[Element data from apps and pages]
>>>>
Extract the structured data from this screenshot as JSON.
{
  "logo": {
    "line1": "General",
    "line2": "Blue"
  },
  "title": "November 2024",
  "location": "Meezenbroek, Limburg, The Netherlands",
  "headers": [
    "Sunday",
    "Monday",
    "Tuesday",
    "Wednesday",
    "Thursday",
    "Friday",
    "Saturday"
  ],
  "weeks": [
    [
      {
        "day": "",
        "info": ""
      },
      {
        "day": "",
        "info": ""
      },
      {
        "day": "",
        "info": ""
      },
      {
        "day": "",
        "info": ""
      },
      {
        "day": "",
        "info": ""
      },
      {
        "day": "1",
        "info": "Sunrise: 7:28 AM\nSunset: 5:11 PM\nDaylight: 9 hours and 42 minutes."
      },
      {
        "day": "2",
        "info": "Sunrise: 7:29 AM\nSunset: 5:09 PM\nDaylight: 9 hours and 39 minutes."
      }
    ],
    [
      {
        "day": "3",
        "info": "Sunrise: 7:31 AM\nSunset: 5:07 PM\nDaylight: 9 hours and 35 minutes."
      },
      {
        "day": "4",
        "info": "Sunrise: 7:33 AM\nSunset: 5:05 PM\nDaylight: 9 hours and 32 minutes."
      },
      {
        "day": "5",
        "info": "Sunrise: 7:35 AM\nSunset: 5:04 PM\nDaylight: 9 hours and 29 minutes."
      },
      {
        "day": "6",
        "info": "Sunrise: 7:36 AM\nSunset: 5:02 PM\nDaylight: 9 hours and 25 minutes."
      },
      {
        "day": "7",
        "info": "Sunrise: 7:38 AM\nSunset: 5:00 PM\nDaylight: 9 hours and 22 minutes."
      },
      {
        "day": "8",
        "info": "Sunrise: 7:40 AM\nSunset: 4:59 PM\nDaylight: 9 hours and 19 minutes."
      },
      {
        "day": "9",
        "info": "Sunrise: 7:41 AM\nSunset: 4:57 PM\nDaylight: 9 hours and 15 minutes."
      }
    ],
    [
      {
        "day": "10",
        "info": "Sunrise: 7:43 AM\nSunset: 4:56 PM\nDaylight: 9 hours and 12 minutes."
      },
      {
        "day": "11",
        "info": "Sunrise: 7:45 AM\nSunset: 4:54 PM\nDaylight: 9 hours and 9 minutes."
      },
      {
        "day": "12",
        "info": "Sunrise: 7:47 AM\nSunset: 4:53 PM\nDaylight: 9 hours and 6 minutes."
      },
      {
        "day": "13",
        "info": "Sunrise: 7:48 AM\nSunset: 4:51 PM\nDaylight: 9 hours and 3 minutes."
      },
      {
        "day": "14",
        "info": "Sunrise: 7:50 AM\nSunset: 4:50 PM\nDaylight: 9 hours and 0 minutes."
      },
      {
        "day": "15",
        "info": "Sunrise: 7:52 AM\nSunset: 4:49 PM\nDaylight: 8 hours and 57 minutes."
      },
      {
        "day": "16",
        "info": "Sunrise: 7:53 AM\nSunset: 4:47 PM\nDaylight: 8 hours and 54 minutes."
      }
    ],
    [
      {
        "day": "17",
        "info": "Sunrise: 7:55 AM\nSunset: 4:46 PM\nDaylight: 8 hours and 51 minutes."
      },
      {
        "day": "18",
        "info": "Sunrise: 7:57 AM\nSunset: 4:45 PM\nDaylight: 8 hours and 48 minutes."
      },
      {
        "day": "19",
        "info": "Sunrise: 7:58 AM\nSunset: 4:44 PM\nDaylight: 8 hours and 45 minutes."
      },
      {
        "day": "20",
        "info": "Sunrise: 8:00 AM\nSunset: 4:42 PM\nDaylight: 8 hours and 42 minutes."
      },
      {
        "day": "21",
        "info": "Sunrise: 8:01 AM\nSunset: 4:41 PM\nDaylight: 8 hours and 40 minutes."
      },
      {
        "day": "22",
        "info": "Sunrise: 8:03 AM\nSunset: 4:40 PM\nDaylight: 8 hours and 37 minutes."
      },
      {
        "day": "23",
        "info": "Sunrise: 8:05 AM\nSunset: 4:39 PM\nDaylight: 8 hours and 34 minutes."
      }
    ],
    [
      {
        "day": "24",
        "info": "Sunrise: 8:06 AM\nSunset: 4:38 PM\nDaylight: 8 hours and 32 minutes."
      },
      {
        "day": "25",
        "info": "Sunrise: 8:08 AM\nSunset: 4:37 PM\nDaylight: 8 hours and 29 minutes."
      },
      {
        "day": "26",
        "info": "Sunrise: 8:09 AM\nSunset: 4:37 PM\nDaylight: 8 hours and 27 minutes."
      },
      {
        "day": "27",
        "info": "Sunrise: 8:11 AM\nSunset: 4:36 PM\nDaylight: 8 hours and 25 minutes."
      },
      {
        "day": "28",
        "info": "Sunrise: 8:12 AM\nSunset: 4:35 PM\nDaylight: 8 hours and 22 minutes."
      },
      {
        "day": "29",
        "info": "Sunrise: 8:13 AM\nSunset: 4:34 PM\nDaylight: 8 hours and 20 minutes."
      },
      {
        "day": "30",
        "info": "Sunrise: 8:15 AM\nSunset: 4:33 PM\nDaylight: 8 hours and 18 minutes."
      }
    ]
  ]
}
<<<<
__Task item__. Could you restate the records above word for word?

__Response to this exercise__.
Extract the structured data from this screenshot as JSON.
{
  "logo": {
    "line1": "General",
    "line2": "Blue"
  },
  "title": "November 2024",
  "location": "Meezenbroek, Limburg, The Netherlands",
  "headers": [
    "Sunday",
    "Monday",
    "Tuesday",
    "Wednesday",
    "Thursday",
    "Friday",
    "Saturday"
  ],
  "weeks": [
    [
      {
        "day": "",
        "info": ""
      },
      {
        "day": "",
        "info": ""
      },
      {
        "day": "",
        "info": ""
      },
      {
        "day": "",
        "info": ""
      },
      {
        "day": "",
        "info": ""
      },
      {
        "day": "1",
        "info": "Sunrise: 7:28 AM\nSunset: 5:11 PM\nDaylight: 9 hours and 42 minutes."
      },
      {
        "day": "2",
        "info": "Sunrise: 7:29 AM\nSunset: 5:09 PM\nDaylight: 9 hours and 39 minutes."
      }
    ],
    [
      {
        "day": "3",
        "info": "Sunrise: 7:31 AM\nSunset: 5:07 PM\nDaylight: 9 hours and 35 minutes."
      },
      {
        "day": "4",
        "info": "Sunrise: 7:33 AM\nSunset: 5:05 PM\nDaylight: 9 hours and 32 minutes."
      },
      {
        "day": "5",
        "info": "Sunrise: 7:35 AM\nSunset: 5:04 PM\nDaylight: 9 hours and 29 minutes."
      },
      {
        "day": "6",
        "info": "Sunrise: 7:36 AM\nSunset: 5:02 PM\nDaylight: 9 hours and 25 minutes."
      },
      {
        "day": "7",
        "info": "Sunrise: 7:38 AM\nSunset: 5:00 PM\nDaylight: 9 hours and 22 minutes."
      },
      {
        "day": "8",
        "info": "Sunrise: 7:40 AM\nSunset: 4:59 PM\nDaylight: 9 hours and 19 minutes."
      },
      {
        "day": "9",
        "info": "Sunrise: 7:41 AM\nSunset: 4:57 PM\nDaylight: 9 hours and 15 minutes."
      }
    ],
    [
      {
        "day": "10",
        "info": "Sunrise: 7:43 AM\nSunset: 4:56 PM\nDaylight: 9 hours and 12 minutes."
      },
      {
        "day": "11",
        "info": "Sunrise: 7:45 AM\nSunset: 4:54 PM\nDaylight: 9 hours and 9 minutes."
      },
      {
        "day": "12",
        "info": "Sunrise: 7:47 AM\nSunset: 4:53 PM\nDaylight: 9 hours and 6 minutes."
      },
      {
        "day": "13",
        "info": "Sunrise: 7:48 AM\nSunset: 4:51 PM\nDaylight: 9 hours and 3 minutes."
      },
      {
        "day": "14",
        "info": "Sunrise: 7:50 AM\nSunset: 4:50 PM\nDaylight: 9 hours and 0 minutes."
      },
      {
        "day": "15",
        "info": "Sunrise: 7:52 AM\nSunset: 4:49 PM\nDaylight: 8 hours and 57 minutes."
      },
      {
        "day": "16",
        "info": "Sunrise: 7:53 AM\nSunset: 4:47 PM\nDaylight: 8 hours and 54 minutes."
      }
    ],
    [
      {
        "day": "17",
        "info": "Sunrise: 7:55 AM\nSunset: 4:46 PM\nDaylight: 8 hours and 51 minutes."
      },
      {
        "day": "18",
        "info": "Sunrise: 7:57 AM\nSunset: 4:45 PM\nDaylight: 8 hours and 48 minutes."
      },
      {
        "day": "19",
        "info": "Sunrise: 7:58 AM\nSunset: 4:44 PM\nDaylight: 8 hours and 45 minutes."
      },
      {
        "day": "20",
        "info": "Sunrise: 8:00 AM\nSunset: 4:42 PM\nDaylight: 8 hours and 42 minutes."
      },
      {
        "day": "21",
        "info": "Sunrise: 8:01 AM\nSunset: 4:41 PM\nDaylight: 8 hours and 40 minutes."
      },
      {
        "day": "22",
        "info": "Sunrise: 8:03 AM\nSunset: 4:40 PM\nDaylight: 8 hours and 37 minutes."
      },
      {
        "day": "23",
        "info": "Sunrise: 8:05 AM\nSunset: 4:39 PM\nDaylight: 8 hours and 34 minutes."
      }
    ],
    [
      {
        "day": "24",
        "info": "Sunrise: 8:06 AM\nSunset: 4:38 PM\nDaylight: 8 hours and 32 minutes."
      },
      {
        "day": "25",
        "info": "Sunrise: 8:08 AM\nSunset: 4:37 PM\nDaylight: 8 hours and 29 minutes."
      },
      {
        "day": "26",
        "info": "Sunrise: 8:09 AM\nSunset: 4:37 PM\nDaylight: 8 hours and 27 minutes."
      },
      {
        "day": "27",
        "info": "Sunrise: 8:11 AM\nSunset: 4:36 PM\nDaylight: 8 hours and 25 minutes."
      },
      {
        "day": "28",
        "info": "Sunrise: 8:12 AM\nSunset: 4:35 PM\nDaylight: 8 hours and 22 minutes."
      },
      {
        "day": "29",
        "info": "Sunrise: 8:13 AM\nSunset: 4:34 PM\nDaylight: 8 hours and 20 minutes."
      },
      {
        "day": "30",
        "info": "Sunrise: 8:15 AM\nSunset: 4:33 PM\nDaylight: 8 hours and 18 minutes."
      }
    ]
  ]
}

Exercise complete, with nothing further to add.